Loss of rain combined with unprecedented hot weather this year is "ominous for communities and the environment", according to Dr Nerilie Abram from the Australian National University.
She added: "Our findings confirm that climate change is already having an impact on parts of Australia.
"Antarctica and the Southern Ocean are remote but this region influences Australia's heatwaves, affects whether our crops get the winter rainfall they need and determines how quickly our ocean levels rise."
Winter rainfall in south-west Australia had declined by more than 20% since the 1970s because of the shifting westerly rain belt, the study showed. Perth now relies on a desalination plant to supplement its water supplies.
Southward shifts in westerly winds that circle the Southern Ocean were clearly linked to human effects such as rising levels of greenhouse gases and ozone depletion, said the scientists writing in the journal Nature Climate Change.
The team compared recent Antarctic climate trends with past fluctuations using information from ice cores and computer simulations.
British lead author Dr Julie Jones, from the University of Sheffield, said Antarctic climate was like a giant jigsaw puzzle with most of the pieces still missing.
"At face value, many of the climate trends in Antarctica seem counter-intuitive for a warming world," she said.

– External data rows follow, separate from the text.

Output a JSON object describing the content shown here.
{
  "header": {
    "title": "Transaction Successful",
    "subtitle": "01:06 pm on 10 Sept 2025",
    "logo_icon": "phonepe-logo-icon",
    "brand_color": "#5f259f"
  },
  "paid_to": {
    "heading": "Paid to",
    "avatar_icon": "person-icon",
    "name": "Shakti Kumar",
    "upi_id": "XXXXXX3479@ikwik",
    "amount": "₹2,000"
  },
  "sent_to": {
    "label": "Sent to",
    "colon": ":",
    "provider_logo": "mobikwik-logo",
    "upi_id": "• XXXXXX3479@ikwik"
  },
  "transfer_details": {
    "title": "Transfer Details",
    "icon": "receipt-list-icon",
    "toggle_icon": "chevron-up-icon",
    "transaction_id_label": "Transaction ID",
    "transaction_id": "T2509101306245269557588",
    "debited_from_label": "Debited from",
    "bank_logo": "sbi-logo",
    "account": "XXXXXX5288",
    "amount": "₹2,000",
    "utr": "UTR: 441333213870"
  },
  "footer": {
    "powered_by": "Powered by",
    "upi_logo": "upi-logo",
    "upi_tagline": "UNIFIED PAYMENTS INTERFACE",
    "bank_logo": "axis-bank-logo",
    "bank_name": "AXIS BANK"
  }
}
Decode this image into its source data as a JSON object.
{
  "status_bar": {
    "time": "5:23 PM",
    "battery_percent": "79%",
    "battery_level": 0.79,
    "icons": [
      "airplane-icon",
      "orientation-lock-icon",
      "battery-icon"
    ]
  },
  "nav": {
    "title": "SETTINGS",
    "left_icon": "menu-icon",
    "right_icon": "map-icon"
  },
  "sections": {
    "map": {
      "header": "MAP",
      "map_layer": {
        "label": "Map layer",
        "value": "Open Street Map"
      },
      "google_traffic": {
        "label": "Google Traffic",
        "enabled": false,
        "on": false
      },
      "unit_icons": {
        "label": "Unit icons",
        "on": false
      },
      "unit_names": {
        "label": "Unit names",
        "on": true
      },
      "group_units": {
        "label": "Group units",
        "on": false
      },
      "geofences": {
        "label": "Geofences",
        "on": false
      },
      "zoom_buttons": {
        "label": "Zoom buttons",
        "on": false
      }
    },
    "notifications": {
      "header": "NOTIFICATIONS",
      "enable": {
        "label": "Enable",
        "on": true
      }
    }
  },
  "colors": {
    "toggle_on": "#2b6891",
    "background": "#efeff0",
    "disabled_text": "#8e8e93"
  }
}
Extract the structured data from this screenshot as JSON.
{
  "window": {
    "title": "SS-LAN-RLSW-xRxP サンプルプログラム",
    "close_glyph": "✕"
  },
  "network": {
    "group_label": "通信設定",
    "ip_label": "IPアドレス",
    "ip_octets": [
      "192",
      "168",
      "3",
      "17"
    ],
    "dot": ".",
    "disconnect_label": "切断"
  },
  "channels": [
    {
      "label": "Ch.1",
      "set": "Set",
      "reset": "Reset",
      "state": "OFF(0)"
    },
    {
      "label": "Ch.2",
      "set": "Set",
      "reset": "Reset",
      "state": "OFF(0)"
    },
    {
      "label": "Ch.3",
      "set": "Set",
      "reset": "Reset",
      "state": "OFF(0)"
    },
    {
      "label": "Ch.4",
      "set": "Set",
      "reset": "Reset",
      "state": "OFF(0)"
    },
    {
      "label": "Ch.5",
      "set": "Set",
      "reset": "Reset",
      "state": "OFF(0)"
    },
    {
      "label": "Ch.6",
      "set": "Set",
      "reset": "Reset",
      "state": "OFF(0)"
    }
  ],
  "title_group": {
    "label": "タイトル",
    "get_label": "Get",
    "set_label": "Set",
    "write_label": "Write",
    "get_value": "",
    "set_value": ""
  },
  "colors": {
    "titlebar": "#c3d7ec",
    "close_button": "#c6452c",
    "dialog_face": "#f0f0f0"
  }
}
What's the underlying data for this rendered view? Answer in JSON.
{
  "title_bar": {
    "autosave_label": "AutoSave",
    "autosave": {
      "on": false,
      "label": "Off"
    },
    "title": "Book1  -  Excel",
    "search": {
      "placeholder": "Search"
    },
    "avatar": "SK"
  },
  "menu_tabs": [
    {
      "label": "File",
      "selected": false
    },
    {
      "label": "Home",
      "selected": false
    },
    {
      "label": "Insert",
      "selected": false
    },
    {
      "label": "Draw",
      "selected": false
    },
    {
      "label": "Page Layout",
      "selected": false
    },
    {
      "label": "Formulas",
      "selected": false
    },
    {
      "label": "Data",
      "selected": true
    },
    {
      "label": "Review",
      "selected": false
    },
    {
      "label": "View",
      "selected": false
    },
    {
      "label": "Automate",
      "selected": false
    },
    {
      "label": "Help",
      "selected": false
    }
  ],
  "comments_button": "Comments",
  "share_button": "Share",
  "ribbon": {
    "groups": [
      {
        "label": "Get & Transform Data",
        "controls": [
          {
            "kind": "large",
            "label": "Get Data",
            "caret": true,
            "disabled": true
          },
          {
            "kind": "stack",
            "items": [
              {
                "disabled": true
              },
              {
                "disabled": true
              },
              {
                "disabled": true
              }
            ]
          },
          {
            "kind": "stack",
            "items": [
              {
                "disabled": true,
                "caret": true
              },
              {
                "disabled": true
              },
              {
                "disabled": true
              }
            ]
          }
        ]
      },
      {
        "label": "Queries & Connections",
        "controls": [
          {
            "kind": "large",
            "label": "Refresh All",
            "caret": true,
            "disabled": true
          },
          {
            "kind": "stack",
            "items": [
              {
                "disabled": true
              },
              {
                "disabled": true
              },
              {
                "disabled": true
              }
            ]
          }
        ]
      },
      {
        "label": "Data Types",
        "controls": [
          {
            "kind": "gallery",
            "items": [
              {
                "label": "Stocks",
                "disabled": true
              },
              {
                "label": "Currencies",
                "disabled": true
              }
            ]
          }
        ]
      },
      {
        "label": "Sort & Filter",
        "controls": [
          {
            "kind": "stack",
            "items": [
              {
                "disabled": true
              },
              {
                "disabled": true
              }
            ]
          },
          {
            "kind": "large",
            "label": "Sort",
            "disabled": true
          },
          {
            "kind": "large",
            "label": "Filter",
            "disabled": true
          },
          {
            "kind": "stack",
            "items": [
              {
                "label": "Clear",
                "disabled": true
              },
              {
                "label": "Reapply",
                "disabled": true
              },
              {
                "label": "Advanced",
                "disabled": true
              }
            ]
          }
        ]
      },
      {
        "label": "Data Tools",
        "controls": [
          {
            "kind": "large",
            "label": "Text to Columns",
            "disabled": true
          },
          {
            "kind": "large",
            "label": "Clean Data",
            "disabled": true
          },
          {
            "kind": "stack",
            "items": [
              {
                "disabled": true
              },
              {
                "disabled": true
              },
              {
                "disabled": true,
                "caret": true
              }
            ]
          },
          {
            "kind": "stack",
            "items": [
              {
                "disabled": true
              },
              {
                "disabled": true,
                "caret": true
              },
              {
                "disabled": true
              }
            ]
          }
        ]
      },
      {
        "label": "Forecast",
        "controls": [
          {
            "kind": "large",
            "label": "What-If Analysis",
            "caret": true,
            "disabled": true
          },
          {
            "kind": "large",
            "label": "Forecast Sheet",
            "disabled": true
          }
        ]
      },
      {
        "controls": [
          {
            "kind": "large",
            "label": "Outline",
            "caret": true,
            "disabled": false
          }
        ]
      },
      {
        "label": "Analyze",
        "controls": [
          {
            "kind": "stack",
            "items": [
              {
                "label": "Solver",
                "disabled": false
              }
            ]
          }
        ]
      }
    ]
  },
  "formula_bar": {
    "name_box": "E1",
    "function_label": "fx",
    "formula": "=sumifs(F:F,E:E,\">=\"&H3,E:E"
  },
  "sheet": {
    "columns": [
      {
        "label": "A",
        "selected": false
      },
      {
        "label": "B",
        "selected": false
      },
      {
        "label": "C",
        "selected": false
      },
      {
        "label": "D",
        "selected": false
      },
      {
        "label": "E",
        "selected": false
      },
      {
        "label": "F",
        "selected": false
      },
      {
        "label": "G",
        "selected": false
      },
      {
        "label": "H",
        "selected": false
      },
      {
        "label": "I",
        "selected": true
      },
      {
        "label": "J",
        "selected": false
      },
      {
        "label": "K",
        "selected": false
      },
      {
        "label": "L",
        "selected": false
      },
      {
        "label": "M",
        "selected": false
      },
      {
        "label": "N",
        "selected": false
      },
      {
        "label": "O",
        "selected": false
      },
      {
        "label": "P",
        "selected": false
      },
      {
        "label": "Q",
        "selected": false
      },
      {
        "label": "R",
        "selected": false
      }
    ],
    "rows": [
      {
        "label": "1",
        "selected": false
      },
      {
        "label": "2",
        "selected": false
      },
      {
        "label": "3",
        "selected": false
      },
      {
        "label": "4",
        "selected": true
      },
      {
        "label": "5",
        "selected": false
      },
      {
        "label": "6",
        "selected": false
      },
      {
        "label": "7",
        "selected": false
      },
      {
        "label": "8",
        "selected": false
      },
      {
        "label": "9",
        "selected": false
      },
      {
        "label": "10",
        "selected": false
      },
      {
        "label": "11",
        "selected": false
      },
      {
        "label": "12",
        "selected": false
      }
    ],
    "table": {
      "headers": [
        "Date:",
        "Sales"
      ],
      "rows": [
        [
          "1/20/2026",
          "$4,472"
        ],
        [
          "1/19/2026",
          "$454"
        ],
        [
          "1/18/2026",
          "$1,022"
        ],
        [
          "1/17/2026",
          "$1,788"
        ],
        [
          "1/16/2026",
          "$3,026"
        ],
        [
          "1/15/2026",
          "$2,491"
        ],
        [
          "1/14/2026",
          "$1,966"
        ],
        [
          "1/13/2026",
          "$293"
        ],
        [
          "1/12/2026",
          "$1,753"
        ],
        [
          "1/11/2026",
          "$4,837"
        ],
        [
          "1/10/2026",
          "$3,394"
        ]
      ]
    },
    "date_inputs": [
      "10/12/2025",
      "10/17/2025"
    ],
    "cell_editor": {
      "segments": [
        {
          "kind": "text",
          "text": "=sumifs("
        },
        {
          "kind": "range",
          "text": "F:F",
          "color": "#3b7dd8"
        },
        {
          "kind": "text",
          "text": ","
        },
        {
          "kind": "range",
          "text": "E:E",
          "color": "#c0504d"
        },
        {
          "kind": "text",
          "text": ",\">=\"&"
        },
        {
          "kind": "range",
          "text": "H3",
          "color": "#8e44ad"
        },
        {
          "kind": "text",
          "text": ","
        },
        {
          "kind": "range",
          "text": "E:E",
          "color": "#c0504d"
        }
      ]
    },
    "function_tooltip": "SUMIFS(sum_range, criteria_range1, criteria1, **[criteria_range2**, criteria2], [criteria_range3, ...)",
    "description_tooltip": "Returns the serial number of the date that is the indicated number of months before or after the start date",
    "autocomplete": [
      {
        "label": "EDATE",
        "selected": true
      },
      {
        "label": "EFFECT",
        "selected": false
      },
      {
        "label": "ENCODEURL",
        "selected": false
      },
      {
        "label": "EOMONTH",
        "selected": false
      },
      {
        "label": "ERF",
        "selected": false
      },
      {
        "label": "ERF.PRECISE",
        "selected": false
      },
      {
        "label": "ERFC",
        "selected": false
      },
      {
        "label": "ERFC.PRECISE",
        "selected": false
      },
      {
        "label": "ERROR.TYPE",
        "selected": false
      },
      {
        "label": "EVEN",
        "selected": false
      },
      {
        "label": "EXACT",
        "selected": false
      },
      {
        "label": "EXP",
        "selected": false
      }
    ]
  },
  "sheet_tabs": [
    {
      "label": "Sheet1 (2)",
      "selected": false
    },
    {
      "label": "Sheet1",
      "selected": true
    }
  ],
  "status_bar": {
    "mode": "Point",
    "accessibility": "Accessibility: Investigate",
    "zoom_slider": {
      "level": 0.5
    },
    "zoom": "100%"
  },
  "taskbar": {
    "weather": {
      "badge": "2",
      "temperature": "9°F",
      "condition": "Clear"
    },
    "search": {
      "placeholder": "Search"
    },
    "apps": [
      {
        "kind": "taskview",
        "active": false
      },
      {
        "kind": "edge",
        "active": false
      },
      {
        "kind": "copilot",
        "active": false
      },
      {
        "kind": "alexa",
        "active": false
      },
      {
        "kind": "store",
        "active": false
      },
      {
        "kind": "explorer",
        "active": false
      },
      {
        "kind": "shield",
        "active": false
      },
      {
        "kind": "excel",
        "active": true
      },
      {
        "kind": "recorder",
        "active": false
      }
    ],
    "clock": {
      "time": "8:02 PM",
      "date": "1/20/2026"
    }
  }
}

"Scientists have good theories for why, but these ideas are still difficult to prove with the short records we are working with."